Dataset rows for apps and sites
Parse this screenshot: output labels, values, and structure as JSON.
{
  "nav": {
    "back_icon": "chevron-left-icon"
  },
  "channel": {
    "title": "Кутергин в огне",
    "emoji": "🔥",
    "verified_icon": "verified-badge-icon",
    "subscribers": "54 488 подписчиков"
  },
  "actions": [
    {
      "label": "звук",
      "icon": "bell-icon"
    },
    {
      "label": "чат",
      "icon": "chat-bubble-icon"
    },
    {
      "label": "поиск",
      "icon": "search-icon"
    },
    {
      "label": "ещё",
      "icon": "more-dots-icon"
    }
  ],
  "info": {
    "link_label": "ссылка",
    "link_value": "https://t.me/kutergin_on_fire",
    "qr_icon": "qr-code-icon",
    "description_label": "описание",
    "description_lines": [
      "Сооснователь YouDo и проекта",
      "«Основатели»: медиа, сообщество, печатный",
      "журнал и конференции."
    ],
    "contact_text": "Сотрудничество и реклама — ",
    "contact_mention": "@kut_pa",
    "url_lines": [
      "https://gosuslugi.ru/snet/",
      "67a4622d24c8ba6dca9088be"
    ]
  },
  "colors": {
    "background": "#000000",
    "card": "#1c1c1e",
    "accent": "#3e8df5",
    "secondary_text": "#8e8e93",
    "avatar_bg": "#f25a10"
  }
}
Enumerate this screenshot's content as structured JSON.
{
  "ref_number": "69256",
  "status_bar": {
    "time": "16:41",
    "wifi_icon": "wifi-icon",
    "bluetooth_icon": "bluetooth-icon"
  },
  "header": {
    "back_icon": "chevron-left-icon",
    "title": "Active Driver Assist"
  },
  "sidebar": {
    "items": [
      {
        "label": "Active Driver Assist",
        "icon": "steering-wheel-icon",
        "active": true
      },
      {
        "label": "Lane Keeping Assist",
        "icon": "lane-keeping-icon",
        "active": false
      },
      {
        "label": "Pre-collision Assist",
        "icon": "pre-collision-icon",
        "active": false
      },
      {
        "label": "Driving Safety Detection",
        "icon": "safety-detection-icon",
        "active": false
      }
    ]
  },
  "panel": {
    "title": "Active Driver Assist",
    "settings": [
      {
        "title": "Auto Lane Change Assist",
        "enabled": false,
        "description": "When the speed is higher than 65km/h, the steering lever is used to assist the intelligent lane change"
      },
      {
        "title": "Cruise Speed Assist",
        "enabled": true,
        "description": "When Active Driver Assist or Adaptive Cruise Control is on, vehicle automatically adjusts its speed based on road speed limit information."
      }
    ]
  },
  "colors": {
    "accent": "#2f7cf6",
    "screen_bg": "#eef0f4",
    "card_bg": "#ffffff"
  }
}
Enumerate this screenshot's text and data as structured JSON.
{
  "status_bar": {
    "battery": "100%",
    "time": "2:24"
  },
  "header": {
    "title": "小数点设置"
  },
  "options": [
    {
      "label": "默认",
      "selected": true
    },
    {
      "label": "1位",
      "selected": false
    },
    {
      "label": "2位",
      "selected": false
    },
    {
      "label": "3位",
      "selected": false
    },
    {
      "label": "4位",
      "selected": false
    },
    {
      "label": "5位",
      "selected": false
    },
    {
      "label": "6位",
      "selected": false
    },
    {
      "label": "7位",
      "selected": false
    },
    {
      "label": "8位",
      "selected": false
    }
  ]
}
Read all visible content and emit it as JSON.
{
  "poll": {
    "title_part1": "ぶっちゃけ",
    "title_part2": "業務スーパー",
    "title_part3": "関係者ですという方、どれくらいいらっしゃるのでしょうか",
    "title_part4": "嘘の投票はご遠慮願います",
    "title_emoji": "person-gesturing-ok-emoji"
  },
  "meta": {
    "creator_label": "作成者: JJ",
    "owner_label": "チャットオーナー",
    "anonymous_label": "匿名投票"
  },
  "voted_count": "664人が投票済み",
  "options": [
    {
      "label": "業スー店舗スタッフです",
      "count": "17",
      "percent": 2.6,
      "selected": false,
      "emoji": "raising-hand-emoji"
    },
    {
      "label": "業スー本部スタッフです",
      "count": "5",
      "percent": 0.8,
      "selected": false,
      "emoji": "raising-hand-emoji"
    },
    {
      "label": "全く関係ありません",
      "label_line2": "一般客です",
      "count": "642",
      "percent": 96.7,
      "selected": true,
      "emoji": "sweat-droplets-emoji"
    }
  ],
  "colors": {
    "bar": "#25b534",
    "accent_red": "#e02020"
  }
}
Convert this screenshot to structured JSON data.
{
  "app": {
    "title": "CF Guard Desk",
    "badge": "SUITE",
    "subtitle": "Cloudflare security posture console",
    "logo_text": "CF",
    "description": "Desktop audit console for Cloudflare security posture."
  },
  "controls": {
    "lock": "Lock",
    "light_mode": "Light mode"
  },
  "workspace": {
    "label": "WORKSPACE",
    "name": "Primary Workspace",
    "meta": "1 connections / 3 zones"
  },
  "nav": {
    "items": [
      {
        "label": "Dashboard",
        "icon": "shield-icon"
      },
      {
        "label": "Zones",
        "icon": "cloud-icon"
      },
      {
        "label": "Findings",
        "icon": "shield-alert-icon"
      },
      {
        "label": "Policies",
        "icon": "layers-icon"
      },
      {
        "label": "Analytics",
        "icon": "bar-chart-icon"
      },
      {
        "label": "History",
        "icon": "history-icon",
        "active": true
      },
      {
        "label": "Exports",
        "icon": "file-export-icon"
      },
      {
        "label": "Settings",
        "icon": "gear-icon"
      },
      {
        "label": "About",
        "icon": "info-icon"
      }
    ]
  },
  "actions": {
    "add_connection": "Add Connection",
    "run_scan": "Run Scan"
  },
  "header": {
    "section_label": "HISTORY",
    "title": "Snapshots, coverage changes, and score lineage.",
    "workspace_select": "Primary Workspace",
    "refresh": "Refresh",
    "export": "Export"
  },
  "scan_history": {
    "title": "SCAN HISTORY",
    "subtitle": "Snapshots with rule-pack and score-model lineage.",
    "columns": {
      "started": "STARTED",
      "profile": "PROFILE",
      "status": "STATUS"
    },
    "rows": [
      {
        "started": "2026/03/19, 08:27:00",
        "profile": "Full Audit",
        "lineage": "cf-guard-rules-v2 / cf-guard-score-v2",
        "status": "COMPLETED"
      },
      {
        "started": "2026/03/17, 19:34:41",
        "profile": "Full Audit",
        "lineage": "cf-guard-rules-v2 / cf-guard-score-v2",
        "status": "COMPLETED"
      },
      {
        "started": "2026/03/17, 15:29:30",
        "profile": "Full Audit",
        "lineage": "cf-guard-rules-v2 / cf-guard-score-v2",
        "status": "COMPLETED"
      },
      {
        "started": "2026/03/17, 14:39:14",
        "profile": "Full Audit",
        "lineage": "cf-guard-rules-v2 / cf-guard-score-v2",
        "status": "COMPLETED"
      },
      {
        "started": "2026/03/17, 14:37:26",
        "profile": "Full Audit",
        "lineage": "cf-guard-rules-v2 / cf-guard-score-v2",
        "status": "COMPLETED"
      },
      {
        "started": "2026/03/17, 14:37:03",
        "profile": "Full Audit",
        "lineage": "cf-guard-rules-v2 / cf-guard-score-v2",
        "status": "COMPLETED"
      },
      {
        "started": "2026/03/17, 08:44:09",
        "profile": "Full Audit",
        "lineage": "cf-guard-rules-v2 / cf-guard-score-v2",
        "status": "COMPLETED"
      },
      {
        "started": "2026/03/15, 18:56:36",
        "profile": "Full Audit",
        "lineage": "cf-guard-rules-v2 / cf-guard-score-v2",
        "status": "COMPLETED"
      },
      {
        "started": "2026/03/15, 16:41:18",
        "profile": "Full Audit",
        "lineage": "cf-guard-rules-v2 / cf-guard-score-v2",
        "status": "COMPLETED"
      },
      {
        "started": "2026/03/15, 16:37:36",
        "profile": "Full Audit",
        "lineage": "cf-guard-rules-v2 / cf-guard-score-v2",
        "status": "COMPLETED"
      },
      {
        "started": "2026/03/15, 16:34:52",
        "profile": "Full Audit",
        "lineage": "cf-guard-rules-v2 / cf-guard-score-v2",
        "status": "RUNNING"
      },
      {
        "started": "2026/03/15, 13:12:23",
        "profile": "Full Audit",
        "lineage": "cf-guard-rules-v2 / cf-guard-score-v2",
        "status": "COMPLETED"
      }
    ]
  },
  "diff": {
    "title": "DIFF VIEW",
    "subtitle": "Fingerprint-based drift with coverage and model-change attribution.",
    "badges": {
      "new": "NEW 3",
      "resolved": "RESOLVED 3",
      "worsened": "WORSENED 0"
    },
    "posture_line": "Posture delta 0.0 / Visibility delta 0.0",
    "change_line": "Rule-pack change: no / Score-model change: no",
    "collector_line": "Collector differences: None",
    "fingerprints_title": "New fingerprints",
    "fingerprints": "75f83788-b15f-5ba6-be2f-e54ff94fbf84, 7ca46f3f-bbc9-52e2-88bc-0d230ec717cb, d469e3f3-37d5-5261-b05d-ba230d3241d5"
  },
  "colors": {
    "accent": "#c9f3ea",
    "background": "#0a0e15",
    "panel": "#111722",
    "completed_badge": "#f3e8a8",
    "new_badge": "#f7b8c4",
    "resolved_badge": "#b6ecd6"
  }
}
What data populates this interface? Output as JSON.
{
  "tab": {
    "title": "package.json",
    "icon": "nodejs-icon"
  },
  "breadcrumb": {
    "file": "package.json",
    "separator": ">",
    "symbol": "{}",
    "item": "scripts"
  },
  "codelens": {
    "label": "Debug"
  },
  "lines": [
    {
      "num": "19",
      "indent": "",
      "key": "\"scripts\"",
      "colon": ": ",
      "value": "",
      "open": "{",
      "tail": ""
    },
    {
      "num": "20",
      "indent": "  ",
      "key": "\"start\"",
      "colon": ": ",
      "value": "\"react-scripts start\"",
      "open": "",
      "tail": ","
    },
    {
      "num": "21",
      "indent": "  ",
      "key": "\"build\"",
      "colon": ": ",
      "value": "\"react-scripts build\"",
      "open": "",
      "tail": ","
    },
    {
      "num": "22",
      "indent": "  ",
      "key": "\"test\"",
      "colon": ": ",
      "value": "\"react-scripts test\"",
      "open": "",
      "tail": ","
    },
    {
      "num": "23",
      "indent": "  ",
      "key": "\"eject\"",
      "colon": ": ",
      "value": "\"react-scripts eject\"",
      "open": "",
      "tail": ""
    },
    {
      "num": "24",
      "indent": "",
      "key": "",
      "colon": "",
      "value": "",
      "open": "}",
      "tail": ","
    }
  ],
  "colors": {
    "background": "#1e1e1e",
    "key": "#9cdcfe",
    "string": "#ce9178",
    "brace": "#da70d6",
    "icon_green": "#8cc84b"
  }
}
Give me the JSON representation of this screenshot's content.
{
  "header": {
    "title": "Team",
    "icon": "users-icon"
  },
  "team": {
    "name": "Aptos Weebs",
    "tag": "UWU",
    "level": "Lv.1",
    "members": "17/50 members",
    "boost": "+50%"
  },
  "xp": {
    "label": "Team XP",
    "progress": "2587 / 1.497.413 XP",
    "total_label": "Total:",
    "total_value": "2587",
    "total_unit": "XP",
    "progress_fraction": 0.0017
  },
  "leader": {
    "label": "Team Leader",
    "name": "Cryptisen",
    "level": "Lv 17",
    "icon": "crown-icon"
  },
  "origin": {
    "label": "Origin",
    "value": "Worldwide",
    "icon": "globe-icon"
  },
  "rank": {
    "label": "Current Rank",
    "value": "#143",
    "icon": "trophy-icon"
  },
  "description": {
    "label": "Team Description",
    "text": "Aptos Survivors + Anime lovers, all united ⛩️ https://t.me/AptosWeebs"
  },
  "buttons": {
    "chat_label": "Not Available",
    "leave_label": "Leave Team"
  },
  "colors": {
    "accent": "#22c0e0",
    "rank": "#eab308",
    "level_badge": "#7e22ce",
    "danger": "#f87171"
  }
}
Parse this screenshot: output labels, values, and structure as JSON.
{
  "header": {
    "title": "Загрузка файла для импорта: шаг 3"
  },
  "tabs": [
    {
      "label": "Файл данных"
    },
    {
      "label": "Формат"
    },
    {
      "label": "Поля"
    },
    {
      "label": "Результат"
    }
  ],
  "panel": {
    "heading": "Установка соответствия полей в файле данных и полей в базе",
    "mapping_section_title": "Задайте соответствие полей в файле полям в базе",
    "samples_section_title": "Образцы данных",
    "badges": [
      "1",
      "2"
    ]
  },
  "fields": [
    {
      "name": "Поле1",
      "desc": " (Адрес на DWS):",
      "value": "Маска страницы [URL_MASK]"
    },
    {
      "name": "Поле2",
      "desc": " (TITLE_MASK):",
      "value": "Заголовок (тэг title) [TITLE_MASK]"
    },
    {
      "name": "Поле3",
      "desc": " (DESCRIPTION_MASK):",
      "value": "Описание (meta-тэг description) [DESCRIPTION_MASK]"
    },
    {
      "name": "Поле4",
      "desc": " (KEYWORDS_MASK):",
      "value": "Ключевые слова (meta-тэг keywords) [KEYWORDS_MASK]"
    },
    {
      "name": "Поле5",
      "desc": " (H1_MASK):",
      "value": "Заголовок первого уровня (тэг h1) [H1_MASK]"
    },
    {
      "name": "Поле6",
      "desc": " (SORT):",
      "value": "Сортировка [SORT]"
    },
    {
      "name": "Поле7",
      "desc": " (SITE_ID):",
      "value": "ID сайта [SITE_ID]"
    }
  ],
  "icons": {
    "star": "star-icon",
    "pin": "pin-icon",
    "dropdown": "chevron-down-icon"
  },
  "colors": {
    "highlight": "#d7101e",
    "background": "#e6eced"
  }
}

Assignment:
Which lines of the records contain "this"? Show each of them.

Response:
Parse this screenshot: output labels, values, and structure as JSON.
Enumerate this screenshot's content as structured JSON.
Enumerate this screenshot's text and data as structured JSON.
Convert this screenshot to structured JSON data.
What data populates this interface? Output as JSON.
Give me the JSON representation of this screenshot's content.
Parse this screenshot: output labels, values, and structure as JSON.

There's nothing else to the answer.